I’d picked up an 11 inch Shaw-Walker card index recently, but I couldn’t help making a knee-jerk purchase of another vintage desktop card index. I got it used on eBay for the pittance of $16, which compared to some of the modern cardboard,  plastic and metal options is honestly a steal, especially since it’s got a much nicer look and permanent feel compared to some of the more “modern” zettelkasten containers. Who wants a $20 cardboard box from Amazon when you can have a solid piece of history made of hard wood and steel on your desk?

Since my father worked in manufacturing for both Ingersoll Rand (no relation) and Remington at different points in his life, its quite a nice reminder of him sitting on my desk on a daily basis. Because it bears the name Library Bureau, it also harkens back to the early days of mass manufactured library card catalog equipment beginning with Melvil Dewey in 1876.

Of course, I ought to quit picking up these 3 x 5 inch card boxes and get some more 4 x 6 inch boxes since I primarily use those on a daily basis. 

Any ideas what I ought to use this box for? Perhaps it ought to be an address card index/rolodex? I’ve already made the decision to do my “memindex” in 4 x 6″ cards and the Shaw-Walker is accumulating cards with jokes and humorous observations (jokerzettel anyone?).

View from the front of an empty Remington Rand card index box toward the back featuring a steel card follower sitting in a steel slider tray with teeth on the right side for adjusting the follower in the box.

View of the back of a tan painted steel card follower in a Remington Rand card index. It has a silver steel button on the top which has a spring loaded pin lever to allow the follower to be positioned in the box at one of approximately 42 evenly spaced teeth in its metal tray.

Of course I now have a small voice inside saying that I need a Remington typewriter on my desk to match it.

Knowing What We Know: The Transmission of Knowledge From Ancient Wisdom to Modern Magic by Simon Winchester

In case some haven’t been watching, I’ll mention that Simon Winchester’s new book Knowing What We Know on knowledge to transmission was published by Harper on April 25th in North America. For zettelkasten fans, you’ll note that it has some familiar references and suggested readings including by our friends Markus Krajewski, Ann Blair, Iaian McGilchrist, Alex Wright, Anthony Grafton, Dennis Duncan, and Mortimer J. Adler to name but a few.
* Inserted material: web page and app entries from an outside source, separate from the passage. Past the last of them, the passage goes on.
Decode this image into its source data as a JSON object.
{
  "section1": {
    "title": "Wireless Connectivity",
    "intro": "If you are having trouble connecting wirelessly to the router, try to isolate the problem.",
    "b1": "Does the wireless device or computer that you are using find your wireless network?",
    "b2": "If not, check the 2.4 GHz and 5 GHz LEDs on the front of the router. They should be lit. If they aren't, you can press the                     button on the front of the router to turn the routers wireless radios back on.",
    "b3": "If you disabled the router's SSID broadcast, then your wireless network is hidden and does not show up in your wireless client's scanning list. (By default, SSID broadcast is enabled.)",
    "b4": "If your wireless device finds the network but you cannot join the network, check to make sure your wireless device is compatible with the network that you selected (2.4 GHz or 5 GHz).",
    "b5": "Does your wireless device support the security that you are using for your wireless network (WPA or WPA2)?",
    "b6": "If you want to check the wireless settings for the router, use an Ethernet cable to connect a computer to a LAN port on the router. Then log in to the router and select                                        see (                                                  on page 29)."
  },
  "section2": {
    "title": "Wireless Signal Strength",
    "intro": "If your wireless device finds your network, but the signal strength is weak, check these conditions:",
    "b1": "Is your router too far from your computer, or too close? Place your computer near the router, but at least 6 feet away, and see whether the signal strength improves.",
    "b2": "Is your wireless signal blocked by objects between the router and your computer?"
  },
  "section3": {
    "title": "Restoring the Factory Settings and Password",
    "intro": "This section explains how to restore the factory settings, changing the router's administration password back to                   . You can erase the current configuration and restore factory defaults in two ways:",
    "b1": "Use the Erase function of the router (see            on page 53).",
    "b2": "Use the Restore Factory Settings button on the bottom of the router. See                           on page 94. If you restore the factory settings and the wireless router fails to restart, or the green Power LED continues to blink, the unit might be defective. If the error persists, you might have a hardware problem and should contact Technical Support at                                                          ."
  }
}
Many are certain to know his award winning 1998 book The Professor and the Madman which was also transformed into the eponymous 2019 film starring Sean Penn. Though he didn’t use the German word zettelkasten in the book, he tells the story of philologist James Murray’s late 1800s collaborative 6 million+ slip box collection of words and sentences which when edited into a text is better known today as the Oxford English Dictionary.
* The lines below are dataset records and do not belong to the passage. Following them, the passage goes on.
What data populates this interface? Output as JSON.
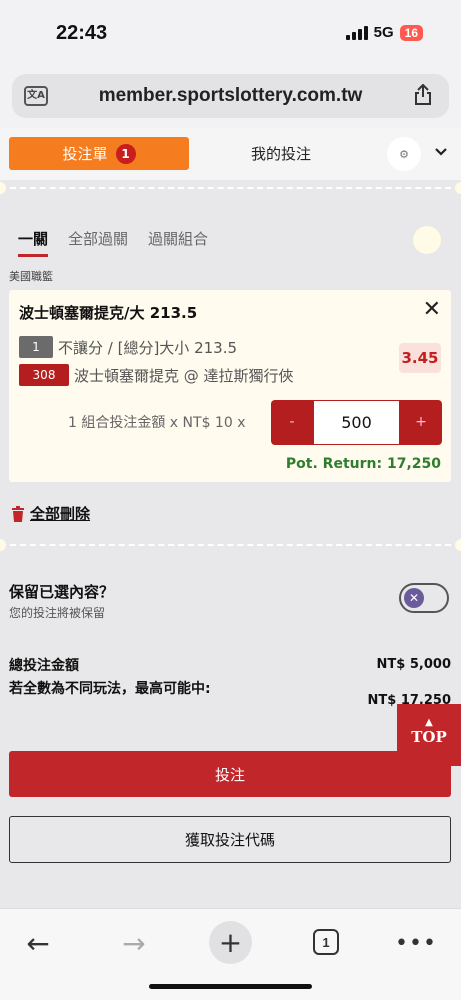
{
  "status": {
    "time": "22:43",
    "network": "5G",
    "battery": "16"
  },
  "browser": {
    "url": "member.sportslottery.com.tw",
    "tab_count": "1"
  },
  "betslip": {
    "tab_betslip": "投注單",
    "betslip_count": "1",
    "tab_mybets": "我的投注",
    "subtabs": [
      "一關",
      "全部過關",
      "過關組合"
    ],
    "league": "美國職籃",
    "bet": {
      "title": "波士頓塞爾提克/大 213.5",
      "market_number": "1",
      "market_text": "不讓分 / [總分]大小 213.5",
      "event_number": "308",
      "event_text": "波士頓塞爾提克 @ 達拉斯獨行俠",
      "odds": "3.45",
      "stake_label": "1 組合投注金額 x NT$ 10 x",
      "stake_value": "500",
      "minus": "-",
      "plus": "+",
      "pot_return": "Pot. Return: 17,250"
    },
    "delete_all": "全部刪除",
    "keep_title": "保留已選內容？",
    "keep_sub": "您的投注將被保留",
    "keep_toggle_on": false,
    "total_label": "總投注金額",
    "total_value": "NT$ 5,000",
    "maxwin_label": "若全數為不同玩法，最高可能中:",
    "maxwin_value": "NT$ 17,250",
    "top_label": "TOP",
    "place_bet": "投注",
    "get_code": "獲取投注代碼"
  },
  "colors": {
    "accent_orange": "#f57c1f",
    "accent_red": "#c0262a",
    "pot_green": "#2f7d2f"
  }
}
If you need some additional motivation to check out his book, I’ll use the fact that Winchester, as a writer, is one of the most talented non-linear storytellers I’ve ever come across, something which many who focus on zettelkasten output may have a keen interest in studying.
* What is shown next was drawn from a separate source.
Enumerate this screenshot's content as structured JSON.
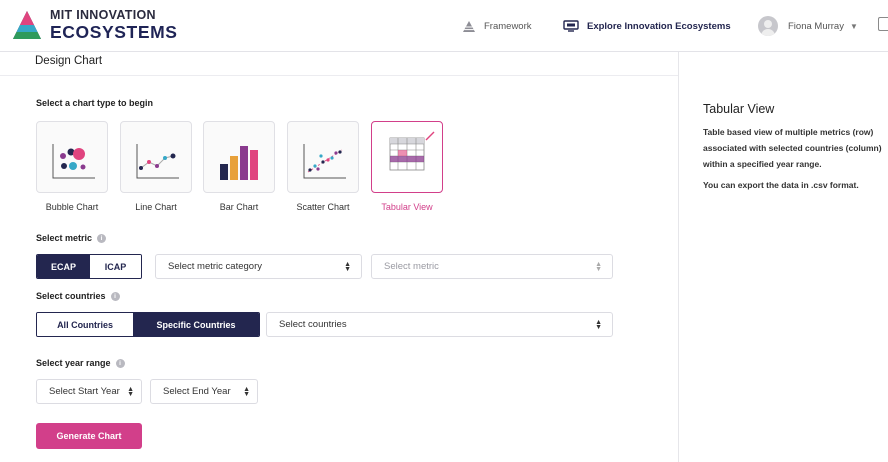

Book club anyone? (I’m sort of hoping that Dan Allosso’s group will pick it up as one of their next books after Donut Economics, but I’m game to read it with others before then.)


Book released on 4/25/2023; Book acquired on 4/26/2023

A lot of discussion in the Zettelkasten space has taken place on the debate between digital and analog with handwriting being the default analog option. Why not split some of the differences and opt for the mechanical typewriter option? Where’s the subreddit for that? It can’t just be me and Umberto Eco, right? 🗃️

A wooden table arranged with a black Smith-Corona Clipper typewriter next to a Shaw-Walker wooden dovetailed card index, some index cards, and a black fountain pen.